● **What is being asked**
Every entry below needs to be repeated exactly as written.

Interface dataset entries
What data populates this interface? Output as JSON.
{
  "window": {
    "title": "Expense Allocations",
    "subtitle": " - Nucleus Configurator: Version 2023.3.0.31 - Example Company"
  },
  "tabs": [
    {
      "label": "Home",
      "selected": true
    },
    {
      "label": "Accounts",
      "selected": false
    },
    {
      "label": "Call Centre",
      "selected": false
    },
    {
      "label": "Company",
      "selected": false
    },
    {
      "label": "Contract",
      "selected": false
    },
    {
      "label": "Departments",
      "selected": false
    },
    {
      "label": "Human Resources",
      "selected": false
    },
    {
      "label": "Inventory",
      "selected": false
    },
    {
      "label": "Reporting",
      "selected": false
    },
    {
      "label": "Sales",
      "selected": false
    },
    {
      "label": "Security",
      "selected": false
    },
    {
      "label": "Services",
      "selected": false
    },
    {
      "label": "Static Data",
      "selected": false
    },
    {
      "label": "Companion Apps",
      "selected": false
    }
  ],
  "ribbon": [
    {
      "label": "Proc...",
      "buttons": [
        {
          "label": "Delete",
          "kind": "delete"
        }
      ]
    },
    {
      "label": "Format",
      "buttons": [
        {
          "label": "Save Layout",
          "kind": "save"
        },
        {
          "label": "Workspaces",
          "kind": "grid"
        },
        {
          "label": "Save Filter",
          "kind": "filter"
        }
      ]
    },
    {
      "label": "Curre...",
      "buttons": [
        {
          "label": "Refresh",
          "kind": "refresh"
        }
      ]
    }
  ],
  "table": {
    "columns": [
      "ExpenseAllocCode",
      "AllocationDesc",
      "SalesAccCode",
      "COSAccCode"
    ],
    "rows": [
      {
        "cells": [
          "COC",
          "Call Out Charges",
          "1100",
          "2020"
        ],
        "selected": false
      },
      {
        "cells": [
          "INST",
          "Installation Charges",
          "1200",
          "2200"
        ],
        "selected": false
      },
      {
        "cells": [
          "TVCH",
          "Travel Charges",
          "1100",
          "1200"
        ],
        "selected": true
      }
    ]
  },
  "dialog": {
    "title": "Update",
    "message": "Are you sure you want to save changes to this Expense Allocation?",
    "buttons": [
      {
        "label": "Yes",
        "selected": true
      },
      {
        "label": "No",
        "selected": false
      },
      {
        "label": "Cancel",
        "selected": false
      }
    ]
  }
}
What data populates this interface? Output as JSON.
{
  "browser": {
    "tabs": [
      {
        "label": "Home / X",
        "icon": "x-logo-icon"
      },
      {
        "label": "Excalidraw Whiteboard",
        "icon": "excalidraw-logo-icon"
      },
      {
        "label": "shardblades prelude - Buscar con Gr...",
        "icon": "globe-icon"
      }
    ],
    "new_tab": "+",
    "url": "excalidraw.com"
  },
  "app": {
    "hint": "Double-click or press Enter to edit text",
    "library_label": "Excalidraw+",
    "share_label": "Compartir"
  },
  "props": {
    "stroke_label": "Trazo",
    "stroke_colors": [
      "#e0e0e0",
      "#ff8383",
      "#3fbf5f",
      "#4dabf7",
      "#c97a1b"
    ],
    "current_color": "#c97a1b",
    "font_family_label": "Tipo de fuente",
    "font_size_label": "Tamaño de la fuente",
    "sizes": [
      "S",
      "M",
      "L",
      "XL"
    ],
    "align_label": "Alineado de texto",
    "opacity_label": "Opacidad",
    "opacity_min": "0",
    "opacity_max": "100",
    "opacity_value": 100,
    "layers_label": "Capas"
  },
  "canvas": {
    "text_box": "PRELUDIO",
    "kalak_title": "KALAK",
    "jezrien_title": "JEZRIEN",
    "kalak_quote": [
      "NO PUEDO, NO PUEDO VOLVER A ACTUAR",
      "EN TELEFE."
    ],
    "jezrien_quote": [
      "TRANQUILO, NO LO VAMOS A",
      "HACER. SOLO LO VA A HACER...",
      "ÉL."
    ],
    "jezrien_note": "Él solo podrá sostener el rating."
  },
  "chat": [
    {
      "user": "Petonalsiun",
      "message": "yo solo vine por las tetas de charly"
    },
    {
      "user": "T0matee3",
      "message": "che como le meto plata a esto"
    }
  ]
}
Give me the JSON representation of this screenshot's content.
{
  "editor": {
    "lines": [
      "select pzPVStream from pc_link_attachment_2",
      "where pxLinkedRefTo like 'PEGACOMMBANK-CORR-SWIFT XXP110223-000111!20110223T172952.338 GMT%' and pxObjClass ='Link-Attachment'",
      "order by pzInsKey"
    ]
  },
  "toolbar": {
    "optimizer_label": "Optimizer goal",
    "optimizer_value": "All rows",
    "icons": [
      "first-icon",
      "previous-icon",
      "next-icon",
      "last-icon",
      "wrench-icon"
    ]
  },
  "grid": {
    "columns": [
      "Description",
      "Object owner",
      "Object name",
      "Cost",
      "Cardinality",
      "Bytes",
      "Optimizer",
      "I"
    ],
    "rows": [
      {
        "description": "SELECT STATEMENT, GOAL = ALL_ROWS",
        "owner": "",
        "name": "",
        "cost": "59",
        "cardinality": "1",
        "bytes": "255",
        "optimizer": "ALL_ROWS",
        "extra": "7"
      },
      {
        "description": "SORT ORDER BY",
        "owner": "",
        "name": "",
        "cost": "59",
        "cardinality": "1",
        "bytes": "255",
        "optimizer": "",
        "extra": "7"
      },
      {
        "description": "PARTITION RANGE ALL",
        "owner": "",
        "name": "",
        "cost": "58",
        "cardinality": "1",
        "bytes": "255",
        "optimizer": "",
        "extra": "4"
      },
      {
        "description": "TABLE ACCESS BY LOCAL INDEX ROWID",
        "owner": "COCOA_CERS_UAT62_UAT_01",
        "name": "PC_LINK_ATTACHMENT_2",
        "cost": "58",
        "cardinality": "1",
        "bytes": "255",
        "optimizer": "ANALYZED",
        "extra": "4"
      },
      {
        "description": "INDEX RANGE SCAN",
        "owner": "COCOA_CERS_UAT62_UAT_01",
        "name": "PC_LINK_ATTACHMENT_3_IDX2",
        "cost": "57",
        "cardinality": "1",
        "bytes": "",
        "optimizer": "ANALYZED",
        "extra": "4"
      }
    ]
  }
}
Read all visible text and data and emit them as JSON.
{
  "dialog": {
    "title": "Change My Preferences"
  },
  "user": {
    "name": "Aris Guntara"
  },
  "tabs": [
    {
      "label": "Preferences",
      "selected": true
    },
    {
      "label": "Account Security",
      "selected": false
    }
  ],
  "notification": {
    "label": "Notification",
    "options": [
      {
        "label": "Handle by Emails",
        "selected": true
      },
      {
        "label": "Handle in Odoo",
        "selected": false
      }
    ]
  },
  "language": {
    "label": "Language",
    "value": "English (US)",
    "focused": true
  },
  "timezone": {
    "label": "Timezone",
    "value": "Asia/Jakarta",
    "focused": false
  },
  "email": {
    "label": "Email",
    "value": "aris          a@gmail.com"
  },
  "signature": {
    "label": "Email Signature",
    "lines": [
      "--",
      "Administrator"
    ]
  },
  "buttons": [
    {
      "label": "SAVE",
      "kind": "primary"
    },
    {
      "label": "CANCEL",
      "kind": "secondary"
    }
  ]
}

● **Solution below**
What data populates this interface? Output as JSON.
{
  "window": {
    "title": "Expense Allocations",
    "subtitle": " - Nucleus Configurator: Version 2023.3.0.31 - Example Company"
  },
  "tabs": [
    {
      "label": "Home",
      "selected": true
    },
    {
      "label": "Accounts",
      "selected": false
    },
    {
      "label": "Call Centre",
      "selected": false
    },
    {
      "label": "Company",
      "selected": false
    },
    {
      "label": "Contract",
      "selected": false
    },
    {
      "label": "Departments",
      "selected": false
    },
    {
      "label": "Human Resources",
      "selected": false
    },
    {
      "label": "Inventory",
      "selected": false
    },
    {
      "label": "Reporting",
      "selected": false
    },
    {
      "label": "Sales",
      "selected": false
    },
    {
      "label": "Security",
      "selected": false
    },
    {
      "label": "Services",
      "selected": false
    },
    {
      "label": "Static Data",
      "selected": false
    },
    {
      "label": "Companion Apps",
      "selected": false
    }
  ],
  "ribbon": [
    {
      "label": "Proc...",
      "buttons": [
        {
          "label": "Delete",
          "kind": "delete"
        }
      ]
    },
    {
      "label": "Format",
      "buttons": [
        {
          "label": "Save Layout",
          "kind": "save"
        },
        {
          "label": "Workspaces",
          "kind": "grid"
        },
        {
          "label": "Save Filter",
          "kind": "filter"
        }
      ]
    },
    {
      "label": "Curre...",
      "buttons": [
        {
          "label": "Refresh",
          "kind": "refresh"
        }
      ]
    }
  ],
  "table": {
    "columns": [
      "ExpenseAllocCode",
      "AllocationDesc",
      "SalesAccCode",
      "COSAccCode"
    ],
    "rows": [
      {
        "cells": [
          "COC",
          "Call Out Charges",
          "1100",
          "2020"
        ],
        "selected": false
      },
      {
        "cells": [
          "INST",
          "Installation Charges",
          "1200",
          "2200"
        ],
        "selected": false
      },
      {
        "cells": [
          "TVCH",
          "Travel Charges",
          "1100",
          "1200"
        ],
        "selected": true
      }
    ]
  },
  "dialog": {
    "title": "Update",
    "message": "Are you sure you want to save changes to this Expense Allocation?",
    "buttons": [
      {
        "label": "Yes",
        "selected": true
      },
      {
        "label": "No",
        "selected": false
      },
      {
        "label": "Cancel",
        "selected": false
      }
    ]
  }
}
What data populates this interface? Output as JSON.
{
  "browser": {
    "tabs": [
      {
        "label": "Home / X",
        "icon": "x-logo-icon"
      },
      {
        "label": "Excalidraw Whiteboard",
        "icon": "excalidraw-logo-icon"
      },
      {
        "label": "shardblades prelude - Buscar con Gr...",
        "icon": "globe-icon"
      }
    ],
    "new_tab": "+",
    "url": "excalidraw.com"
  },
  "app": {
    "hint": "Double-click or press Enter to edit text",
    "library_label": "Excalidraw+",
    "share_label": "Compartir"
  },
  "props": {
    "stroke_label": "Trazo",
    "stroke_colors": [
      "#e0e0e0",
      "#ff8383",
      "#3fbf5f",
      "#4dabf7",
      "#c97a1b"
    ],
    "current_color": "#c97a1b",
    "font_family_label": "Tipo de fuente",
    "font_size_label": "Tamaño de la fuente",
    "sizes": [
      "S",
      "M",
      "L",
      "XL"
    ],
    "align_label": "Alineado de texto",
    "opacity_label": "Opacidad",
    "opacity_min": "0",
    "opacity_max": "100",
    "opacity_value": 100,
    "layers_label": "Capas"
  },
  "canvas": {
    "text_box": "PRELUDIO",
    "kalak_title": "KALAK",
    "jezrien_title": "JEZRIEN",
    "kalak_quote": [
      "NO PUEDO, NO PUEDO VOLVER A ACTUAR",
      "EN TELEFE."
    ],
    "jezrien_quote": [
      "TRANQUILO, NO LO VAMOS A",
      "HACER. SOLO LO VA A HACER...",
      "ÉL."
    ],
    "jezrien_note": "Él solo podrá sostener el rating."
  },
  "chat": [
    {
      "user": "Petonalsiun",
      "message": "yo solo vine por las tetas de charly"
    },
    {
      "user": "T0matee3",
      "message": "che como le meto plata a esto"
    }
  ]
}
Give me the JSON representation of this screenshot's content.
{
  "editor": {
    "lines": [
      "select pzPVStream from pc_link_attachment_2",
      "where pxLinkedRefTo like 'PEGACOMMBANK-CORR-SWIFT XXP110223-000111!20110223T172952.338 GMT%' and pxObjClass ='Link-Attachment'",
      "order by pzInsKey"
    ]
  },
  "toolbar": {
    "optimizer_label": "Optimizer goal",
    "optimizer_value": "All rows",
    "icons": [
      "first-icon",
      "previous-icon",
      "next-icon",
      "last-icon",
      "wrench-icon"
    ]
  },
  "grid": {
    "columns": [
      "Description",
      "Object owner",
      "Object name",
      "Cost",
      "Cardinality",
      "Bytes",
      "Optimizer",
      "I"
    ],
    "rows": [
      {
        "description": "SELECT STATEMENT, GOAL = ALL_ROWS",
        "owner": "",
        "name": "",
        "cost": "59",
        "cardinality": "1",
        "bytes": "255",
        "optimizer": "ALL_ROWS",
        "extra": "7"
      },
      {
        "description": "SORT ORDER BY",
        "owner": "",
        "name": "",
        "cost": "59",
        "cardinality": "1",
        "bytes": "255",
        "optimizer": "",
        "extra": "7"
      },
      {
        "description": "PARTITION RANGE ALL",
        "owner": "",
        "name": "",
        "cost": "58",
        "cardinality": "1",
        "bytes": "255",
        "optimizer": "",
        "extra": "4"
      },
      {
        "description": "TABLE ACCESS BY LOCAL INDEX ROWID",
        "owner": "COCOA_CERS_UAT62_UAT_01",
        "name": "PC_LINK_ATTACHMENT_2",
        "cost": "58",
        "cardinality": "1",
        "bytes": "255",
        "optimizer": "ANALYZED",
        "extra": "4"
      },
      {
        "description": "INDEX RANGE SCAN",
        "owner": "COCOA_CERS_UAT62_UAT_01",
        "name": "PC_LINK_ATTACHMENT_3_IDX2",
        "cost": "57",
        "cardinality": "1",
        "bytes": "",
        "optimizer": "ANALYZED",
        "extra": "4"
      }
    ]
  }
}
Read all visible text and data and emit them as JSON.
{
  "dialog": {
    "title": "Change My Preferences"
  },
  "user": {
    "name": "Aris Guntara"
  },
  "tabs": [
    {
      "label": "Preferences",
      "selected": true
    },
    {
      "label": "Account Security",
      "selected": false
    }
  ],
  "notification": {
    "label": "Notification",
    "options": [
      {
        "label": "Handle by Emails",
        "selected": true
      },
      {
        "label": "Handle in Odoo",
        "selected": false
      }
    ]
  },
  "language": {
    "label": "Language",
    "value": "English (US)",
    "focused": true
  },
  "timezone": {
    "label": "Timezone",
    "value": "Asia/Jakarta",
    "focused": false
  },
  "email": {
    "label": "Email",
    "value": "aris          a@gmail.com"
  },
  "signature": {
    "label": "Email Signature",
    "lines": [
      "--",
      "Administrator"
    ]
  },
  "buttons": [
    {
      "label": "SAVE",
      "kind": "primary"
    },
    {
      "label": "CANCEL",
      "kind": "secondary"
    }
  ]
}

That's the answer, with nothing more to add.